======== Records shown

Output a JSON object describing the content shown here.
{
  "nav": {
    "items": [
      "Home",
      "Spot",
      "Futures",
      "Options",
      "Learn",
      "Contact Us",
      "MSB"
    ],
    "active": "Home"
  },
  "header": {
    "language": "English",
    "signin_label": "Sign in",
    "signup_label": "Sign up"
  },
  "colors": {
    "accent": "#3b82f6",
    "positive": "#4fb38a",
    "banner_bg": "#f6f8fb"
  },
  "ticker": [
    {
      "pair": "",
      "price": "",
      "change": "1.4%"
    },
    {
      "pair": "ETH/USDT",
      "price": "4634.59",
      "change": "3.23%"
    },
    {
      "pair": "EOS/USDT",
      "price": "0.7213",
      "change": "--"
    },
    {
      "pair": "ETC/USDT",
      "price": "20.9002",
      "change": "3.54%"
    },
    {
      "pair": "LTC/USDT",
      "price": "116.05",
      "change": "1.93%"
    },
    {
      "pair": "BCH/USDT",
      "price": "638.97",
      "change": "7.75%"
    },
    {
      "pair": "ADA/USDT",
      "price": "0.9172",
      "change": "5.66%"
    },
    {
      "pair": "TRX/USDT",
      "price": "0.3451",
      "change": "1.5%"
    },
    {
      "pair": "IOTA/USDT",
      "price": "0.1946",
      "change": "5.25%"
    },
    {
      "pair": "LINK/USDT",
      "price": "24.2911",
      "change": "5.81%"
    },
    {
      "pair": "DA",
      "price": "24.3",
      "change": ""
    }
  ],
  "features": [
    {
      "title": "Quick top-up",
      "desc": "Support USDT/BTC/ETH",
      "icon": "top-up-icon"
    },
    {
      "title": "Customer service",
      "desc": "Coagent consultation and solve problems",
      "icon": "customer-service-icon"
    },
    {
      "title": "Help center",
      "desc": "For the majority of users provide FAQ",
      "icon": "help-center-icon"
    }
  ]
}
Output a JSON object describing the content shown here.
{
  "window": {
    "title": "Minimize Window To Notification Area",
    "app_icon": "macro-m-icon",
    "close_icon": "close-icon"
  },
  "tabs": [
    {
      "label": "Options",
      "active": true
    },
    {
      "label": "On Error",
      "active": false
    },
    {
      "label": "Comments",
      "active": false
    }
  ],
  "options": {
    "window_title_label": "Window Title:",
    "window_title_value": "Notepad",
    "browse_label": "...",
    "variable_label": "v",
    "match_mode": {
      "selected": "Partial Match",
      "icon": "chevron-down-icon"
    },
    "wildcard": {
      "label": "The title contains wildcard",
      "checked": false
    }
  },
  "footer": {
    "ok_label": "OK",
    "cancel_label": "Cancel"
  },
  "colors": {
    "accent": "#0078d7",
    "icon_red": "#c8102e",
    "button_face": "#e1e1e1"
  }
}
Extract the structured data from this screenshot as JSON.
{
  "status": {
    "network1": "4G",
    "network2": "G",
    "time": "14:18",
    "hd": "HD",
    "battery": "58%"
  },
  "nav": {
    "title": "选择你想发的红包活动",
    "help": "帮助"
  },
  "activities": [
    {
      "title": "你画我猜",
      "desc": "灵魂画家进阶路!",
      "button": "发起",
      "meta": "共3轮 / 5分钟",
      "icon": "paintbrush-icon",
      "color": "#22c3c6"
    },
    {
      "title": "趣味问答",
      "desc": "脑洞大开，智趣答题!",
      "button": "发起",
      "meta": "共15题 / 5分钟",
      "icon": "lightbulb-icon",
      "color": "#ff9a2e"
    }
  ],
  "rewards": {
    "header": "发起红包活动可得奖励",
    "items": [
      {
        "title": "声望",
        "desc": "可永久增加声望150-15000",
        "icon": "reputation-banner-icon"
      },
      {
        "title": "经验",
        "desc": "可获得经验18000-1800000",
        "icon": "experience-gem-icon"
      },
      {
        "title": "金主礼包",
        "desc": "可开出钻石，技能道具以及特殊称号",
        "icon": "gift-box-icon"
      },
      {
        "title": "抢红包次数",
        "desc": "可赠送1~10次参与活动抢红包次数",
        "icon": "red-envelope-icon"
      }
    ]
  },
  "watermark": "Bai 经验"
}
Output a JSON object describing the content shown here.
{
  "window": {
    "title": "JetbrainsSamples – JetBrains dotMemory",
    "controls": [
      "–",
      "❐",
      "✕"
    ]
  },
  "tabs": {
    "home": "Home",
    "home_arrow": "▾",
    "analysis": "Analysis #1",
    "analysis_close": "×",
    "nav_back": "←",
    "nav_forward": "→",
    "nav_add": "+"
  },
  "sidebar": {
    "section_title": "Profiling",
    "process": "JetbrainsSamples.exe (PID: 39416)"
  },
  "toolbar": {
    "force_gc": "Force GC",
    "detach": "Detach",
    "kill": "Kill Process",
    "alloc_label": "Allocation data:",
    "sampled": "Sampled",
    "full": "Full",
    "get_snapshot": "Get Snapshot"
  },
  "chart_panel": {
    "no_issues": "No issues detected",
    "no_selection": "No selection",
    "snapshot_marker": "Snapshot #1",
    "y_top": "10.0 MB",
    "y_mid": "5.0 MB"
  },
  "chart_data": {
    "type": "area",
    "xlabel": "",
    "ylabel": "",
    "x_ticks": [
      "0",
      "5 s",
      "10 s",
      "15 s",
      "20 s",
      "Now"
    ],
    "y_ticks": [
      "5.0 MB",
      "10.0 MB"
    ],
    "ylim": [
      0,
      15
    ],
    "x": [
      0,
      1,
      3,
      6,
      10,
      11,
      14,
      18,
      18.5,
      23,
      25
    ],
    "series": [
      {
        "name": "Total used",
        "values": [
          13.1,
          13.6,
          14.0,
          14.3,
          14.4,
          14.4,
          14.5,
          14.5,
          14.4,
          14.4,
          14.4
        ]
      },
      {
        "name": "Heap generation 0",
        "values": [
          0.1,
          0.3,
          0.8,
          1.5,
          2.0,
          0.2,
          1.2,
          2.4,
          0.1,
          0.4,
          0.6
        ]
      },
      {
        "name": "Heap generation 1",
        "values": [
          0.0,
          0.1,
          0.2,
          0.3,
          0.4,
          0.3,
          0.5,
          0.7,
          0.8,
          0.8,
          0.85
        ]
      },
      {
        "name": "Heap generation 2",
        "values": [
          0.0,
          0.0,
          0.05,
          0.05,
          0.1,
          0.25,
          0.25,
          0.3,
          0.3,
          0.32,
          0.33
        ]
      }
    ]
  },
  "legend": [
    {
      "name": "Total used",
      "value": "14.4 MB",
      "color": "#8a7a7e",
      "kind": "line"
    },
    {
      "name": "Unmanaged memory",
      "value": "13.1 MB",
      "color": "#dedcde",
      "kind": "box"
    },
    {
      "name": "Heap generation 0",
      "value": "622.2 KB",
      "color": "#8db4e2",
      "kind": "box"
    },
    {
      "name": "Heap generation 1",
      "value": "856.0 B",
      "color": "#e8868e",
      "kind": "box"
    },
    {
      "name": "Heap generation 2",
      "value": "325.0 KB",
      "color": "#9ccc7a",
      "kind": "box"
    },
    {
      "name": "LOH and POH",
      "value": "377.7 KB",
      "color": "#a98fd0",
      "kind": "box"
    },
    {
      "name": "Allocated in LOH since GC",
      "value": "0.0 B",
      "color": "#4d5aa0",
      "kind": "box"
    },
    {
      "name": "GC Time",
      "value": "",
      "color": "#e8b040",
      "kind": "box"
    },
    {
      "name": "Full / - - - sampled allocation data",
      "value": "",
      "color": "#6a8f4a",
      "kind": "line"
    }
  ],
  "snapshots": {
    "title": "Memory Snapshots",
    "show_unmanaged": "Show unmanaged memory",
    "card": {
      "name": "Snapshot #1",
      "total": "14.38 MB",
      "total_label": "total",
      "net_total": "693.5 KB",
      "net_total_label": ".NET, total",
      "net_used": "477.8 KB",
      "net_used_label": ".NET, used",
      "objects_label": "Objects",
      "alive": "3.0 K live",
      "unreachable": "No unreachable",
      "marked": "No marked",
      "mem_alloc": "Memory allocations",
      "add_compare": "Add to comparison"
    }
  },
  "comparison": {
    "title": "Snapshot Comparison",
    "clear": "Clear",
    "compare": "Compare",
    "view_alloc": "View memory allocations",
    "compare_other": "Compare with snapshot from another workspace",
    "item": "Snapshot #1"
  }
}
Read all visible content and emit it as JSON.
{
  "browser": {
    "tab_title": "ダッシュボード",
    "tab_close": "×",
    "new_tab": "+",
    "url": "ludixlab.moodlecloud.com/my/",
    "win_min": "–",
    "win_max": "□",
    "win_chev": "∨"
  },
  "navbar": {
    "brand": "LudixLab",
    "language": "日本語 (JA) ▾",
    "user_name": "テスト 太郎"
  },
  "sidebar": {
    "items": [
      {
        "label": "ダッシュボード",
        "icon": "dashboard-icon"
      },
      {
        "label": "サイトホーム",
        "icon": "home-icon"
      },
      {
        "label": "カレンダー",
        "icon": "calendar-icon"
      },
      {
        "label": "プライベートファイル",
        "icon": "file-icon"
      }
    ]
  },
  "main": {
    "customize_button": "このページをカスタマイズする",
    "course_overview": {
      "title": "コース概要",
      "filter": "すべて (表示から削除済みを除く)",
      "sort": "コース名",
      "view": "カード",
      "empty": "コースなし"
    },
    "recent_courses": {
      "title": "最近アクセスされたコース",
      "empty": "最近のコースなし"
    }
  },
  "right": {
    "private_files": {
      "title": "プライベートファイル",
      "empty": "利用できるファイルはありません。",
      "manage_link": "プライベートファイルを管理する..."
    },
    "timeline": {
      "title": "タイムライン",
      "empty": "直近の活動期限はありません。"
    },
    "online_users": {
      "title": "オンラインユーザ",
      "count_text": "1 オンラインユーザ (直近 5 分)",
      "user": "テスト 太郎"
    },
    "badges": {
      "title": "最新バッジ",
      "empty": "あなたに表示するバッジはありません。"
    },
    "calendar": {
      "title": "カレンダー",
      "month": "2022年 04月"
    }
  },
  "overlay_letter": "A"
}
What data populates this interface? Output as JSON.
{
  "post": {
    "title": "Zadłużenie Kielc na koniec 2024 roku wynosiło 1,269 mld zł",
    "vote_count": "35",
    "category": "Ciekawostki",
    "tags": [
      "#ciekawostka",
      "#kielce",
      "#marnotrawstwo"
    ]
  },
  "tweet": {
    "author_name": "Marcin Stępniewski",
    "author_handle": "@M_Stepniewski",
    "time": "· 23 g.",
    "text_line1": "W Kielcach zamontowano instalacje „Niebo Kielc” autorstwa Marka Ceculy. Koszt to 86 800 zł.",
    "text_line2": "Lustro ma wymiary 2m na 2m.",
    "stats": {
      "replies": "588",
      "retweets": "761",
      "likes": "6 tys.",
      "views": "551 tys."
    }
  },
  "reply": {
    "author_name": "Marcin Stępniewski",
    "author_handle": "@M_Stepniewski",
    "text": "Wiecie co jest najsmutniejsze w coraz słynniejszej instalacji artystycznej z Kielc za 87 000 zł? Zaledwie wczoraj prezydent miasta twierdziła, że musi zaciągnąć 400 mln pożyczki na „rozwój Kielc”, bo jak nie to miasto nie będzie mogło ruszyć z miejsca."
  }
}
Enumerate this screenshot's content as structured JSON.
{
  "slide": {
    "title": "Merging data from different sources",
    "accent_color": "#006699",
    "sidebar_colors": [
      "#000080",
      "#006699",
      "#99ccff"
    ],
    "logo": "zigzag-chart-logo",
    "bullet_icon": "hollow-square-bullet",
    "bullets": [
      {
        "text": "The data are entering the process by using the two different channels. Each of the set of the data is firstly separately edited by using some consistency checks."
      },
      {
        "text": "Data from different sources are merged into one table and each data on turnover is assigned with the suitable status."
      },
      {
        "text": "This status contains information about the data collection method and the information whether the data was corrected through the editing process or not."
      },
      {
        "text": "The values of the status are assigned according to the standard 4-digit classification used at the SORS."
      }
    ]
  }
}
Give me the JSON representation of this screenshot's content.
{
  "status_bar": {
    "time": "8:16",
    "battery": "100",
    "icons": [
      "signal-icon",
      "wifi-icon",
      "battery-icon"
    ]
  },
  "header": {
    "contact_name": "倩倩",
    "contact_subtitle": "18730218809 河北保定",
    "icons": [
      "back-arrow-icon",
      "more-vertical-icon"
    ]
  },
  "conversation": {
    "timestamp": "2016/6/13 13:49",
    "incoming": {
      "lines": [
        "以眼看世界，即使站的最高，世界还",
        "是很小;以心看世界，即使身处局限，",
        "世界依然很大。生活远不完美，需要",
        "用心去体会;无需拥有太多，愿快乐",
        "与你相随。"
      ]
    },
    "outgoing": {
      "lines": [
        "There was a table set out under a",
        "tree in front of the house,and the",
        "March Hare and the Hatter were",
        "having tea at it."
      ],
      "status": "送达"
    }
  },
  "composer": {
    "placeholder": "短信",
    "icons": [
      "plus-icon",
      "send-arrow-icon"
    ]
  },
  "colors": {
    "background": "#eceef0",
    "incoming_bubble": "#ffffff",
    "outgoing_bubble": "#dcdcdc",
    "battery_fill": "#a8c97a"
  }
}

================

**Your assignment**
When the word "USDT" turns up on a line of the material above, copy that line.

**Answer to this task**
      "pair": "ETH/USDT",
      "pair": "EOS/USDT",
      "pair": "ETC/USDT",
      "pair": "LTC/USDT",
      "pair": "BCH/USDT",
      "pair": "ADA/USDT",
      "pair": "TRX/USDT",
      "pair": "IOTA/USDT",
      "pair": "LINK/USDT",
      "desc": "Support USDT/BTC/ETH",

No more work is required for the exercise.